If your tires are damaged during driving, you may hear something dragging. Also, the handle may feel heavier, and an abnormal vibration could be felt. You will feel the car tilts to one side and have difficulty driving straight, and the car will be unstable when making a cornering. If the mileage is displayed drastically lower than usual, you can suspect a damaged tire; in such a case, stop the car and check it out with your eyes.
Usually, people replace tires according to mileage, but this isn’t the correct way to do it. When you change tires, it may differ depending on the status, driving habits, weather, tread design and usual tire management methods. So instead of figuring out when to replace your tires according to the mileage, use a more proactive method to recognize when to do so. The first standard of tire replacement would be TWI. TWI is usually in a square form engraved on the insides of the tire tread. If a tire is worn out to the marked TWI, it will not function properly, which could even cause a big accident.

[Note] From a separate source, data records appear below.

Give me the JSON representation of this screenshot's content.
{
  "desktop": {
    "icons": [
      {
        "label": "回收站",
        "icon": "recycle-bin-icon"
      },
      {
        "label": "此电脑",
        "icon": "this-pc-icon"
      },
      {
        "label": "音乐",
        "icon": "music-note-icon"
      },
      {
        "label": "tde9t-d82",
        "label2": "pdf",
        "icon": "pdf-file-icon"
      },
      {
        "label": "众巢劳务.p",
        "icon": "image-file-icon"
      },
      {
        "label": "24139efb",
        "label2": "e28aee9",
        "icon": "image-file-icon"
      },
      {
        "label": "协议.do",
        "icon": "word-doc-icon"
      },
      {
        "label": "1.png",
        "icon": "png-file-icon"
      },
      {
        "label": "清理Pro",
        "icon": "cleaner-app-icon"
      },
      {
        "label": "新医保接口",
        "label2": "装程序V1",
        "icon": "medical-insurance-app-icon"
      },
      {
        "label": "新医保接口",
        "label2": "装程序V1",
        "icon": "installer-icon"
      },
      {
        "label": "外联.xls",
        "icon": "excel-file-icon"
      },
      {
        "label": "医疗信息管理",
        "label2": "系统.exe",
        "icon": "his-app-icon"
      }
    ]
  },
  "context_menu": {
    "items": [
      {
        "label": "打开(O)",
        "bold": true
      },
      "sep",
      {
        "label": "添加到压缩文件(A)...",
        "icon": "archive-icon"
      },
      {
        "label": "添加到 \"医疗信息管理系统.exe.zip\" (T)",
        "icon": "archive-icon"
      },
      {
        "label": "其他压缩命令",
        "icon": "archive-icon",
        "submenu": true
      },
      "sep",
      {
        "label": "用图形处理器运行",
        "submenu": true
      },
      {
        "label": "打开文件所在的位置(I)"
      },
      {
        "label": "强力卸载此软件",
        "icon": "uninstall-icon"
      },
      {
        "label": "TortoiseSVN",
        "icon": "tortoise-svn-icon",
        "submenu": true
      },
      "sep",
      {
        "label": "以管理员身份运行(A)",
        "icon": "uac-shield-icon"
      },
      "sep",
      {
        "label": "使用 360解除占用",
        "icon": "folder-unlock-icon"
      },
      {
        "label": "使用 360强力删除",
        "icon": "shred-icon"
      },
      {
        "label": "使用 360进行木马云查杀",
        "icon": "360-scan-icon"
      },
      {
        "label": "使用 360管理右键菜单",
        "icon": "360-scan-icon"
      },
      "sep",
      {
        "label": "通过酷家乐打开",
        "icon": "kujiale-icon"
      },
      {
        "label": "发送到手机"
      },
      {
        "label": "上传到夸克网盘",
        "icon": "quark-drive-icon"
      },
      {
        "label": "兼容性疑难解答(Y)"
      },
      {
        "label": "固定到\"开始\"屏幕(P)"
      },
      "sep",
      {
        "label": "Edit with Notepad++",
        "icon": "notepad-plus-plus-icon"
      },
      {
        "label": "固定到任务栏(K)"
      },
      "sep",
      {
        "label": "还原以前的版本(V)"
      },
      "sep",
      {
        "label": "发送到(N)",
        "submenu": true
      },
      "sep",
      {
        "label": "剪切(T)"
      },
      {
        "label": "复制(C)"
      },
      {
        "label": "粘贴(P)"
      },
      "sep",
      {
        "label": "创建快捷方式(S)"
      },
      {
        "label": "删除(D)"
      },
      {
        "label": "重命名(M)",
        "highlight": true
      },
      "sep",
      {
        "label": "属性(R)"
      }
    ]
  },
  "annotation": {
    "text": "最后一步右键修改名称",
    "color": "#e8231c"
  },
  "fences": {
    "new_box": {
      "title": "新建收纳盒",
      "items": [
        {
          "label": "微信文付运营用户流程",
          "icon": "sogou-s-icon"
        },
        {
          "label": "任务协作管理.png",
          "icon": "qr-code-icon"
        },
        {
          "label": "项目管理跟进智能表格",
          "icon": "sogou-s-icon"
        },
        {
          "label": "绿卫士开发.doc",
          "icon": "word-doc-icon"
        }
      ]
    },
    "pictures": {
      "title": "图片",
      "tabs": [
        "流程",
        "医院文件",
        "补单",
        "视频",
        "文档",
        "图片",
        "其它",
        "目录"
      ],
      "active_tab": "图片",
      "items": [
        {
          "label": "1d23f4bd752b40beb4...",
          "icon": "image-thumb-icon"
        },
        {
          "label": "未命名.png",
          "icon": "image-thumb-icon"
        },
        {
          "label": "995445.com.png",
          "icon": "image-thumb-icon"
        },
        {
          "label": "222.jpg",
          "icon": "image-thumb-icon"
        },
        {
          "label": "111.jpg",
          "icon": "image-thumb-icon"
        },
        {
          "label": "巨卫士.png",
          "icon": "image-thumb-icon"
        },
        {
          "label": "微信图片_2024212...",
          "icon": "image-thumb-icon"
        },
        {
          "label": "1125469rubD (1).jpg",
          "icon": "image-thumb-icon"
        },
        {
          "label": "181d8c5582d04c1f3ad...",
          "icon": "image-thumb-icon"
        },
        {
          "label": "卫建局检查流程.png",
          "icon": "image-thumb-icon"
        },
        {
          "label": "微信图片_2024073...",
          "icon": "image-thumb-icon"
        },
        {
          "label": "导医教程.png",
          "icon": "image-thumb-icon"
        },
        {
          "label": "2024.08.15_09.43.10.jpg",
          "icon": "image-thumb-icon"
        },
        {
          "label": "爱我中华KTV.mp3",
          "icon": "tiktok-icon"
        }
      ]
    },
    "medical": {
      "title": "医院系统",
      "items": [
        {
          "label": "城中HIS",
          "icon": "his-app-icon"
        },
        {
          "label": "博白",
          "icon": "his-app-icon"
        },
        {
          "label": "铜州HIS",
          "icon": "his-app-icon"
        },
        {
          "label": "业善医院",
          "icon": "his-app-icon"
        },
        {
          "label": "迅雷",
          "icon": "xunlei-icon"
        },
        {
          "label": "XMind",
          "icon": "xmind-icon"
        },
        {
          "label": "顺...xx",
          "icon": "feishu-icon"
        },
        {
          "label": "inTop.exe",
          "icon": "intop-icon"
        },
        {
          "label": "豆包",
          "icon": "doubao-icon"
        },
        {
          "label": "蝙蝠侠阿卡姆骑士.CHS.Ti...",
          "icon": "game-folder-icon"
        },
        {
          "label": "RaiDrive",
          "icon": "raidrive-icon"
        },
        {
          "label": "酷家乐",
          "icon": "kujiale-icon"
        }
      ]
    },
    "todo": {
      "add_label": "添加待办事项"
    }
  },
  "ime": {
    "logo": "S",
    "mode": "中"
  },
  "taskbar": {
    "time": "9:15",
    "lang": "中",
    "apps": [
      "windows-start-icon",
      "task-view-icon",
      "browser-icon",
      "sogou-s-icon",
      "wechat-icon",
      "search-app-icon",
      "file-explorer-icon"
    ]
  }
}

There is a case when you should change your tire even when it hasn’t reached the TWI. It may look okay, but it could cause an abnormal noise when cornering or you have a hard time driving smoothly; in such a case, check the manufacturing date on the side of your tire. Tire manufacturing date is usually displayed on the side in 4-digit numbers. For example, 2719 means that the tire was produced in the 27th week of 2019. According to the Korea Consumer Agency’s experiment, tires that have been more than 5 years since manufactured will function 77% compared to when they were first manufactured and 22% when they’ve been more than 7 years.
Seasonal tires differ by tread shapes and materials. Summer tires are usually optimized for dry roads and show advantages in their drainage capacity and rainy road control. They are also used mostly for high-functioning automobiles on circuits as their grip increases in high temperature. Winter tires use rubber that is more flexible than summer tires or all-season tires, and can maintain higher grip force on icy roads. Tires harden when the temperature goes below 7 degrees; hardened tires can show drastic low level of grip on the ground and frictional force. Braking distance can also increase, which can lead to dangerous situations.
All-season tires are categorized into all-season and all-weather tires. Tires used most commonly in Korea are the all-season tires which function well in spring, summer, and fall. You can use them in wintertime on roads that are a little snowy, but in conditions below 7 degrees Celsius, they will be limited in their functions. All-weather tires are usually used in Europe; they show similar gripping force on snowy winter roads like winter tires but show less capacity compared to all-season tires on dry roads and are a little insufficient in wear-resistance. As explained above, each tire has different characteristics, so it’s best to selectively choose and operate tires depending on the season or the driving environment.
Tires require continuous management as they support the entire automobile weigh and are directly exposed to the roads. If you make a habit of checking your tires before you drive, it will be easier to manage them. Check your tires before going for a drive on a refreshing spring day.